Today’s temptation to remove ourselves from the market before the inevitable drop is strong.  But when will the correction occur?  Will it be in one year, five years, or longer?  Will it be a broad correction, or limited to only a portion of the market, like technology companies?  We know a correction will eventually come, but the timing and breadth is never certain.  Having a plan can replace that anxiety.

Deciding what you want out of life, what you want to accomplish, and building a portfolio to finance it gives you much greater security and confidence.  Holding a variety of stock and bond investments over a broad spectrum of countries, market capitalization and industries defends you against market turmoil, as there is there is always something doing well when it feels like the world is collapsing.

A plan, combined with an investment discipline, gives us a path to follow in both up and down markets.  The difficult part is creating a plan.  You have to stop, reflect, think about what’s important to you and what you want to accomplish.  You have to commit to something.  But once you have a plan, the rest comes much easier.   Second-guessing the direction of the economy and the markets is no longer necessary.

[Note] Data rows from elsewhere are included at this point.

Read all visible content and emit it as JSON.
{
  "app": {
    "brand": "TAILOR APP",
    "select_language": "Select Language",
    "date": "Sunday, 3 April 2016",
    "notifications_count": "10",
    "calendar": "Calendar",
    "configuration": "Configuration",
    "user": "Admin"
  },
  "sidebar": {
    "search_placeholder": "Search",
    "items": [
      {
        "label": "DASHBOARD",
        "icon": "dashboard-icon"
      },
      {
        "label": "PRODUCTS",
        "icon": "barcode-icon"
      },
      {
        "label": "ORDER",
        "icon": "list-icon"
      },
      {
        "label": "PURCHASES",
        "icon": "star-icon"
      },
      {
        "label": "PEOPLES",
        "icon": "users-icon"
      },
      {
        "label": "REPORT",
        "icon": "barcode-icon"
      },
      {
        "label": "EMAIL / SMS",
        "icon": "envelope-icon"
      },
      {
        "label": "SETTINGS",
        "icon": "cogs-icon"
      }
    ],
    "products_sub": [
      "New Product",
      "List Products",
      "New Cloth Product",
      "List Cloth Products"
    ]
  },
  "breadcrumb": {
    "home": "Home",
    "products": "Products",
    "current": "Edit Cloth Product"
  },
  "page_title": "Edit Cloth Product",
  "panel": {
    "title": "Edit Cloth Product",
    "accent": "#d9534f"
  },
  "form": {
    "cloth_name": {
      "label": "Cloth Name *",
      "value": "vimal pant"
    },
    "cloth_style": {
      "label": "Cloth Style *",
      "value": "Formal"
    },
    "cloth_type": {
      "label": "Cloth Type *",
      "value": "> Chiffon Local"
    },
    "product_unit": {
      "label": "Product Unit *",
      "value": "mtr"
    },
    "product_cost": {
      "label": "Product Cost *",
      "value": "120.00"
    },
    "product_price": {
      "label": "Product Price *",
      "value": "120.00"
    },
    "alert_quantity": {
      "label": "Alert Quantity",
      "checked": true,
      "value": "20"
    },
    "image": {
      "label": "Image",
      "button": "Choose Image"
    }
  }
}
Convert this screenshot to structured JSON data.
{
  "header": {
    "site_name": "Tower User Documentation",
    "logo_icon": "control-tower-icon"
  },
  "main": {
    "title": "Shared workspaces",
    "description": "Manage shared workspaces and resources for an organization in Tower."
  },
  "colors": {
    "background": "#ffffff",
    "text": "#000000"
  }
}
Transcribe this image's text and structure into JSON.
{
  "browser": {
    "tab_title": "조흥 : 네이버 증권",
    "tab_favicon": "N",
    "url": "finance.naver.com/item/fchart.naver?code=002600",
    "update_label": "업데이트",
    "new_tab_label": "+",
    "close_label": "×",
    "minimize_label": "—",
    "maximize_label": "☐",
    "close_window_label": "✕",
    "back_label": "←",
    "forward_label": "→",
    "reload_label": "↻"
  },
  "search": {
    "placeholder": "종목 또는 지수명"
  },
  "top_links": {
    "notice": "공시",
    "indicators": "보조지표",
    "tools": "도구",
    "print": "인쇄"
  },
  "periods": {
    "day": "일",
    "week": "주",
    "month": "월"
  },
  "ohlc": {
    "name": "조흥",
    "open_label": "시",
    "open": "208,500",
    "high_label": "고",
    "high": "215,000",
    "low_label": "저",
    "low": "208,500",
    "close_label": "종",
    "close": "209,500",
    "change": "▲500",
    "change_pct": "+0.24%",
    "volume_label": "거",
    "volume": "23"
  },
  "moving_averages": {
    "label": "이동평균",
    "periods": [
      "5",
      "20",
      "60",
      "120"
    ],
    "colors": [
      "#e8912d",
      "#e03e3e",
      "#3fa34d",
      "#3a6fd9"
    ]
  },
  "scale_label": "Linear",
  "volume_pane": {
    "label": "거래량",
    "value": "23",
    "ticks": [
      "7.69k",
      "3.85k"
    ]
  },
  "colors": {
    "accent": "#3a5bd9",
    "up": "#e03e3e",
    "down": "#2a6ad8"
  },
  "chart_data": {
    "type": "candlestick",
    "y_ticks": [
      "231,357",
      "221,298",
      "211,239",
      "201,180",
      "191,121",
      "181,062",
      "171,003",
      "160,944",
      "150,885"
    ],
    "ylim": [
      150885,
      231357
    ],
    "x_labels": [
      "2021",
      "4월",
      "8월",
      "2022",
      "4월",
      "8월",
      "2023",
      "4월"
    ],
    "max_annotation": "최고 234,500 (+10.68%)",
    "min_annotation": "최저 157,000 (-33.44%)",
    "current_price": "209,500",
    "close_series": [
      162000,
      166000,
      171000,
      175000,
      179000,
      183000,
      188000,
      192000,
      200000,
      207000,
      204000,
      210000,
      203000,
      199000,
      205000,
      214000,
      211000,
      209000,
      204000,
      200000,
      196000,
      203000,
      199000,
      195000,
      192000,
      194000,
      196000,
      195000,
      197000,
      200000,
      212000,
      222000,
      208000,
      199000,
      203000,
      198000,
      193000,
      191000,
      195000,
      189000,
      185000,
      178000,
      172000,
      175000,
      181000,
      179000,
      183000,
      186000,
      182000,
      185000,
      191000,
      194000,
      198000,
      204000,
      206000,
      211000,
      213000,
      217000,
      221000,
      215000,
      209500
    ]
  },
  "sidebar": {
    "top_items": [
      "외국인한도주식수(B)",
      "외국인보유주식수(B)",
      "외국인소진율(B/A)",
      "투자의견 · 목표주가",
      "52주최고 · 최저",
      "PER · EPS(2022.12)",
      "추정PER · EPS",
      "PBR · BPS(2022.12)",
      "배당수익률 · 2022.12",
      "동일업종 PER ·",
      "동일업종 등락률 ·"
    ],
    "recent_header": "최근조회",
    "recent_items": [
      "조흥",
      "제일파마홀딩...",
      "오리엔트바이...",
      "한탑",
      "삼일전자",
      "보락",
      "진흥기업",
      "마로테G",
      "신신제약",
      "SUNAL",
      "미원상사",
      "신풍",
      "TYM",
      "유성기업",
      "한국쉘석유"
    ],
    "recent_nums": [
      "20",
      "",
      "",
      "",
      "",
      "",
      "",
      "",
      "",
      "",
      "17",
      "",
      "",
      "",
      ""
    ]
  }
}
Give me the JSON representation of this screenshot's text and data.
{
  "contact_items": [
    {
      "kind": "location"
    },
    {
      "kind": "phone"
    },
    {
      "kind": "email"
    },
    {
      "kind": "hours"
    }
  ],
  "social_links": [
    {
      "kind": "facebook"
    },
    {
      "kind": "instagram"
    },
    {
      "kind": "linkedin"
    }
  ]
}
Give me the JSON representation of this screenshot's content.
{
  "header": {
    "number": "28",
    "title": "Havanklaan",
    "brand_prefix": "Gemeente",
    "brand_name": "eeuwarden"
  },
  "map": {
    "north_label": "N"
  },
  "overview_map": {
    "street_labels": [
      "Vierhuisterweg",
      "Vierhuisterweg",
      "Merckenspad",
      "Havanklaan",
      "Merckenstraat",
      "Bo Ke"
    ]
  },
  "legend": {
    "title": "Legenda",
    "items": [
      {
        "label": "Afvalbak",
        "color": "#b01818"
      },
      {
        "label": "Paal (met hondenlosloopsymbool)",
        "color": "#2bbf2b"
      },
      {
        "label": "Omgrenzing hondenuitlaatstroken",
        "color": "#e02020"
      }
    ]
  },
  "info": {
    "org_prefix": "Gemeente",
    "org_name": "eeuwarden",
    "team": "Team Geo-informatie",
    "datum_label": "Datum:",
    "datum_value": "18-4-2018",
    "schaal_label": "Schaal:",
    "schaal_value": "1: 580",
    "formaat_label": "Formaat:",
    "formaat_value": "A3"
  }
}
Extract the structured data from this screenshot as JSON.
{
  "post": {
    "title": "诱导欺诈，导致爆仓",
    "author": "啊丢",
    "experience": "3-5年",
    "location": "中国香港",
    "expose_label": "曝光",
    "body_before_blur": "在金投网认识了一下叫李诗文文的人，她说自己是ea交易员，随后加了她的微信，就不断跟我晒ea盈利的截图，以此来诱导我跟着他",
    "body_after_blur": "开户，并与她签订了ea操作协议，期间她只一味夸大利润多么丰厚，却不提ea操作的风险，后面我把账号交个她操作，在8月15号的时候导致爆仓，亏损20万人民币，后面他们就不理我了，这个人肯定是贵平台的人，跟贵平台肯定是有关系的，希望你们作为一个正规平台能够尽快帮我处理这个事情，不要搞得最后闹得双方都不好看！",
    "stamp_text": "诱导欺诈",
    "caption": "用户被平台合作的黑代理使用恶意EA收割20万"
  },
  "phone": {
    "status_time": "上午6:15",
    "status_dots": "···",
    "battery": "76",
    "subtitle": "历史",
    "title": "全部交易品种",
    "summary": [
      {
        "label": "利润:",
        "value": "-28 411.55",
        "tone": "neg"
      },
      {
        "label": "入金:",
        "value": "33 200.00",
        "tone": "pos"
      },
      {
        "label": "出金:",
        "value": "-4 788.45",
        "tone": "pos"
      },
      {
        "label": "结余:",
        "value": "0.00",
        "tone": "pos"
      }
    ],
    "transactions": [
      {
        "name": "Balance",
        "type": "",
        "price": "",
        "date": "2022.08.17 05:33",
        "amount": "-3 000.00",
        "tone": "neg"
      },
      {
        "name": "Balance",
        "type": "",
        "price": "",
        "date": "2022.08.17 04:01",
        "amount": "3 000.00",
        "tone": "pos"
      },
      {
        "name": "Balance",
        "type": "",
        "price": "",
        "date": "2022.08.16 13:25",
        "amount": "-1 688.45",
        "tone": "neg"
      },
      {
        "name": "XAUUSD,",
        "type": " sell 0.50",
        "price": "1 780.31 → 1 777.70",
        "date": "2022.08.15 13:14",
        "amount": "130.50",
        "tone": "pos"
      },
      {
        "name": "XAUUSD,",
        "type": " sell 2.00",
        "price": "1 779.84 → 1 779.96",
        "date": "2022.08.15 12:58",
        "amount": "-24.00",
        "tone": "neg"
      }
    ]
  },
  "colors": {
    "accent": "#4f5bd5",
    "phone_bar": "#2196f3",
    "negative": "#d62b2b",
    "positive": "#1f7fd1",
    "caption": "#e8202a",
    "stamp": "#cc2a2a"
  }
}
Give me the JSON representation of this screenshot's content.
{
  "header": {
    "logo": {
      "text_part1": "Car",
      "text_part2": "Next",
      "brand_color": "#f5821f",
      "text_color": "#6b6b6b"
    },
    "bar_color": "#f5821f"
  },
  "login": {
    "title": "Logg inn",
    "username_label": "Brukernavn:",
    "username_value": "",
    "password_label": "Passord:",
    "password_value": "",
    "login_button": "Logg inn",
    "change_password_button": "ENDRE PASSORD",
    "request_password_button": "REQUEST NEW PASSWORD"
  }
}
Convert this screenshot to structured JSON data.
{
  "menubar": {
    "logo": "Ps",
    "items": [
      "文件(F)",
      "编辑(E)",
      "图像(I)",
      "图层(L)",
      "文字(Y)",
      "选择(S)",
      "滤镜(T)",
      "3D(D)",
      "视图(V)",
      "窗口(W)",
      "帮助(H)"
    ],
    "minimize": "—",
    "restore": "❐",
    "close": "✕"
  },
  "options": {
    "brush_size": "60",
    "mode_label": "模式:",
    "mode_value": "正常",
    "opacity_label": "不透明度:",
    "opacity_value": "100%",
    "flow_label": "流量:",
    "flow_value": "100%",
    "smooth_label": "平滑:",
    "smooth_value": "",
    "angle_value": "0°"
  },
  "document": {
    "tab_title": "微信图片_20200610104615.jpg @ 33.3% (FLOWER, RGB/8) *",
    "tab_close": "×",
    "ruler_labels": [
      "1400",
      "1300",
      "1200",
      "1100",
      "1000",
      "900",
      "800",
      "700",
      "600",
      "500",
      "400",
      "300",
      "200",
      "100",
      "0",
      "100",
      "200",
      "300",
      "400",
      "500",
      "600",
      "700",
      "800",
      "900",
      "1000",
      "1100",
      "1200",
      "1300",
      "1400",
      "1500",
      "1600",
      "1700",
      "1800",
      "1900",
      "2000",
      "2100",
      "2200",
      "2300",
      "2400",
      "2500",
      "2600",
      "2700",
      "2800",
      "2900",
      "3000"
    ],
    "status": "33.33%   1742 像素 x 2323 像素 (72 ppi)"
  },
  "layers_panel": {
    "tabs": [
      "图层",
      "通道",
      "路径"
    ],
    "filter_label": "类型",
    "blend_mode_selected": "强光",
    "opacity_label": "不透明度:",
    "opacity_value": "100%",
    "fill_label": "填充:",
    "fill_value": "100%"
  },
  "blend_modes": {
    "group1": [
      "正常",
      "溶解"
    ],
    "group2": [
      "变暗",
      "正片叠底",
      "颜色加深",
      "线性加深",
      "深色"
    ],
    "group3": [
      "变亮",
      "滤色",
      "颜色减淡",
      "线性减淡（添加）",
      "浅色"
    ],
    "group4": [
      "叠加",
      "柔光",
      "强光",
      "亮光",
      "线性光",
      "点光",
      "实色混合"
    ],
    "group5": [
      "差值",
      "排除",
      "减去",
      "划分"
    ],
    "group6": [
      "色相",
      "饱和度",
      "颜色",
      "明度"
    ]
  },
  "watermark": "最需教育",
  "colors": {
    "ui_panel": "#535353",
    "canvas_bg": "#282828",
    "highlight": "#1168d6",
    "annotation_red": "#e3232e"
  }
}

Investing is hard, but not for the reasons you might think.  Are you ready to stop being your own worst enemy?